───── Dataset

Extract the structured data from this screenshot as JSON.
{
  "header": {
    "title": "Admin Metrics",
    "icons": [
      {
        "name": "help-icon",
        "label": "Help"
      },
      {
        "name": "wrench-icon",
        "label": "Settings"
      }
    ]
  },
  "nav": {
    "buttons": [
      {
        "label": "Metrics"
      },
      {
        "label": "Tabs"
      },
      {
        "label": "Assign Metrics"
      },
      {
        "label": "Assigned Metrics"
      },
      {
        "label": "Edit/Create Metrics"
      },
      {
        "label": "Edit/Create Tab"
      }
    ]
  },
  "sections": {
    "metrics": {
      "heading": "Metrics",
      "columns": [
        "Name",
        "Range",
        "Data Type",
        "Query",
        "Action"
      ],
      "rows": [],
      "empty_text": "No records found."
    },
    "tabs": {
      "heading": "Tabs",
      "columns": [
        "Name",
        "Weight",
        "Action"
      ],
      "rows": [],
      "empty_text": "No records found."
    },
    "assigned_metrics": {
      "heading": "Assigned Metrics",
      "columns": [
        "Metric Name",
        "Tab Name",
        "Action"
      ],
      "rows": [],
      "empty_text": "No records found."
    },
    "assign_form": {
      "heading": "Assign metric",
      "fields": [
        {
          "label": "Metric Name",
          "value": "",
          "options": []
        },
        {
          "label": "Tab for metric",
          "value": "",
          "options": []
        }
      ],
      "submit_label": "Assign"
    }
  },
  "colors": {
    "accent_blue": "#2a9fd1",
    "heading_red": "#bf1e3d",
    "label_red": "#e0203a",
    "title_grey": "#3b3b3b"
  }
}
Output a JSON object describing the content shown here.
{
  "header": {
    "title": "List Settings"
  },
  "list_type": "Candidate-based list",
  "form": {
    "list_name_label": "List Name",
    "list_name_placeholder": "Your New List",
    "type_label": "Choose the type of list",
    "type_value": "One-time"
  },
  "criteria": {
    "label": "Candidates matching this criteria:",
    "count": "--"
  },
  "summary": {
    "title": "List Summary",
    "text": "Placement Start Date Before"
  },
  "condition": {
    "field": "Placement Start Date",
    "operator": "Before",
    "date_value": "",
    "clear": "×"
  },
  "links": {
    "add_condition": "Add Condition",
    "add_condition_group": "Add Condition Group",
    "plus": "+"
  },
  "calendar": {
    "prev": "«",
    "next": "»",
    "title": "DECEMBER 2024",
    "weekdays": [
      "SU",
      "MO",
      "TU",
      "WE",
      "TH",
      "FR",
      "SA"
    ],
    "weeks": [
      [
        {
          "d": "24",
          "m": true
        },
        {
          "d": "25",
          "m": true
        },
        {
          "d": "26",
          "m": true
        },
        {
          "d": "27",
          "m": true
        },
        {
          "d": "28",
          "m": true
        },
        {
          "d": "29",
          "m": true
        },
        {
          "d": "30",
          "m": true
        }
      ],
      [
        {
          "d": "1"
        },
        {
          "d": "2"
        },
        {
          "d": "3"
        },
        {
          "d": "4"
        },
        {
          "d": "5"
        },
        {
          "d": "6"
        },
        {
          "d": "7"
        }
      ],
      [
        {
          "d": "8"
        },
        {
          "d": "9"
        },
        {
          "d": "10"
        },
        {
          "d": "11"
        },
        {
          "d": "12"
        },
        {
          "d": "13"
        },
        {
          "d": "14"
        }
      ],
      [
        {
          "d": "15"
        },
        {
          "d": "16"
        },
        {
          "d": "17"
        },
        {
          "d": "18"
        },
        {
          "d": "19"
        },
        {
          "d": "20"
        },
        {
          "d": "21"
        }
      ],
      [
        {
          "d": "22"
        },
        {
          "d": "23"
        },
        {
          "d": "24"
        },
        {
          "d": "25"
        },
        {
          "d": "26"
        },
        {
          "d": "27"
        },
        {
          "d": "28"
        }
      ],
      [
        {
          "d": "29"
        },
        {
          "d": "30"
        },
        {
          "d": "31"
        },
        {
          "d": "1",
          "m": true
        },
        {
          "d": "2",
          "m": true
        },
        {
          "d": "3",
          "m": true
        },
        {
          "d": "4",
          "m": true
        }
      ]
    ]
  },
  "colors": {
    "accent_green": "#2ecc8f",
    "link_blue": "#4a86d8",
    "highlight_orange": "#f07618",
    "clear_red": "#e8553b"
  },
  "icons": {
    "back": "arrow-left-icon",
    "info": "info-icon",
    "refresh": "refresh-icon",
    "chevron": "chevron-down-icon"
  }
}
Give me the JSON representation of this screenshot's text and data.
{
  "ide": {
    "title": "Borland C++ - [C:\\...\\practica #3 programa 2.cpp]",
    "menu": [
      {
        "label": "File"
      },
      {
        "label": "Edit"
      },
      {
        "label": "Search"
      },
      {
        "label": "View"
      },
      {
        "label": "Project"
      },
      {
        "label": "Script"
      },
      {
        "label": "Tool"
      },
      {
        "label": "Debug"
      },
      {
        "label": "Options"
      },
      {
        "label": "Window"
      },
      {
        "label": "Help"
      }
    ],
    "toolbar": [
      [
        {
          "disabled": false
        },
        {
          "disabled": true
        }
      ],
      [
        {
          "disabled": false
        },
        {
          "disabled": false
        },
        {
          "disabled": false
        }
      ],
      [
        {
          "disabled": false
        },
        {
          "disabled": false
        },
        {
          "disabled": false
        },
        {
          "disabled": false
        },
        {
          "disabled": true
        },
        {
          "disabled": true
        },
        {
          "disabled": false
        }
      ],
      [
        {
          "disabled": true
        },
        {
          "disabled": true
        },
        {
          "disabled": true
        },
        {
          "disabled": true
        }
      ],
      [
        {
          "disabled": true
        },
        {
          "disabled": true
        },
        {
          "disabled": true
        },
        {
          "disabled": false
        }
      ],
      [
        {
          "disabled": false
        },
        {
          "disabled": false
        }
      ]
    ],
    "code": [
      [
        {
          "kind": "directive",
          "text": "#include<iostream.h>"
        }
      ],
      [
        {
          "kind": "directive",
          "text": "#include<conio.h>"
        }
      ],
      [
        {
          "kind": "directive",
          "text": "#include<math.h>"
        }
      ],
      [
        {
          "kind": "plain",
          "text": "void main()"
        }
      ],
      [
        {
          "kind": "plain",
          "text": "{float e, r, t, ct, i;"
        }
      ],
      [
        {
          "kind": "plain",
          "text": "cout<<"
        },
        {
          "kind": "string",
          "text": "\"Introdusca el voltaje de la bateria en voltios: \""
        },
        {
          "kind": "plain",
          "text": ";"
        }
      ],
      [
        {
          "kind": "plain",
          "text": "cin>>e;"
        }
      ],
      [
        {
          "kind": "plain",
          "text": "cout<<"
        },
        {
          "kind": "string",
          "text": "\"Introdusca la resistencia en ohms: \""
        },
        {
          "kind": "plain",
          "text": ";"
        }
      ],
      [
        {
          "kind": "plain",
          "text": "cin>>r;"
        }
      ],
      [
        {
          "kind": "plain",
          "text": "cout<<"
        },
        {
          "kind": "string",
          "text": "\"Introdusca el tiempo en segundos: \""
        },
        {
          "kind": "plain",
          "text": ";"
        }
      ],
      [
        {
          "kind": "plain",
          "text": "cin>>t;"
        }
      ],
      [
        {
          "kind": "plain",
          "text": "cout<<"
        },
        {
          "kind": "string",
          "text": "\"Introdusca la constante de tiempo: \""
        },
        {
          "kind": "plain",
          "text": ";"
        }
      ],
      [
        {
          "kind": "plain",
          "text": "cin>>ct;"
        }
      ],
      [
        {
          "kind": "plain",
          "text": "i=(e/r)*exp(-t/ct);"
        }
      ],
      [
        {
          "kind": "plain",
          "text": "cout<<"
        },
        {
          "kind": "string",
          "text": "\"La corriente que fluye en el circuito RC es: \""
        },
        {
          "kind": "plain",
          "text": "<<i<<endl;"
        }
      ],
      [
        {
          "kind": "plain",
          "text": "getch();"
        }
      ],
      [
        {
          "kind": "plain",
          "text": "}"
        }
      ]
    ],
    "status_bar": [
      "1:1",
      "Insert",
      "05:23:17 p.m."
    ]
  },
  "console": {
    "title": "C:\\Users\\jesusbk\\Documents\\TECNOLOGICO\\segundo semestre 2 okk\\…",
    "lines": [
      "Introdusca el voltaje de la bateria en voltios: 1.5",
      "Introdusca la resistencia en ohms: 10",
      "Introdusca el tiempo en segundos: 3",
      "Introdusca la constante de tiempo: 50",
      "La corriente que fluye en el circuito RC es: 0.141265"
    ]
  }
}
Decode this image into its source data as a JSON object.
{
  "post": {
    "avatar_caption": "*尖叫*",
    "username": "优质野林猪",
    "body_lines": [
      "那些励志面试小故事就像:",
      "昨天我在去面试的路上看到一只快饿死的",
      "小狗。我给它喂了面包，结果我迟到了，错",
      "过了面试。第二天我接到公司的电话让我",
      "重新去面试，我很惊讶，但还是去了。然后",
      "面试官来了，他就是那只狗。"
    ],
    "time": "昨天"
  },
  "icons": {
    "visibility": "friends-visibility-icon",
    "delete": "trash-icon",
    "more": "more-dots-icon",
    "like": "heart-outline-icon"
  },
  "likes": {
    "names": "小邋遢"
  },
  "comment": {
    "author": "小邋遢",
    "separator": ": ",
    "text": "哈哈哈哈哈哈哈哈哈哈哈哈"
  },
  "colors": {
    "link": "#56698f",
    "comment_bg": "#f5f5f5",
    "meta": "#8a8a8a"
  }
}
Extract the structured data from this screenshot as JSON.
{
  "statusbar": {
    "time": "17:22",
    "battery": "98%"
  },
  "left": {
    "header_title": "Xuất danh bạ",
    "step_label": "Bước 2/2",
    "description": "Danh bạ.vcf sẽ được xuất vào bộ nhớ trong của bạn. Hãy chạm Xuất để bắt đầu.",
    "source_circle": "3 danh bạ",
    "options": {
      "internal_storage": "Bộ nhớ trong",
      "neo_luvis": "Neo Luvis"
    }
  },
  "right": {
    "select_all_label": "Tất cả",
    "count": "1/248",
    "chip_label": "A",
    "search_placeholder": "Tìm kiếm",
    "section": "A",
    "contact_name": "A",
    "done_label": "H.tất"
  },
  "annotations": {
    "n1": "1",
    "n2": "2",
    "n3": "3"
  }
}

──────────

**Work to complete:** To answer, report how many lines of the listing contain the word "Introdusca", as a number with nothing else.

**Exercise response:** 8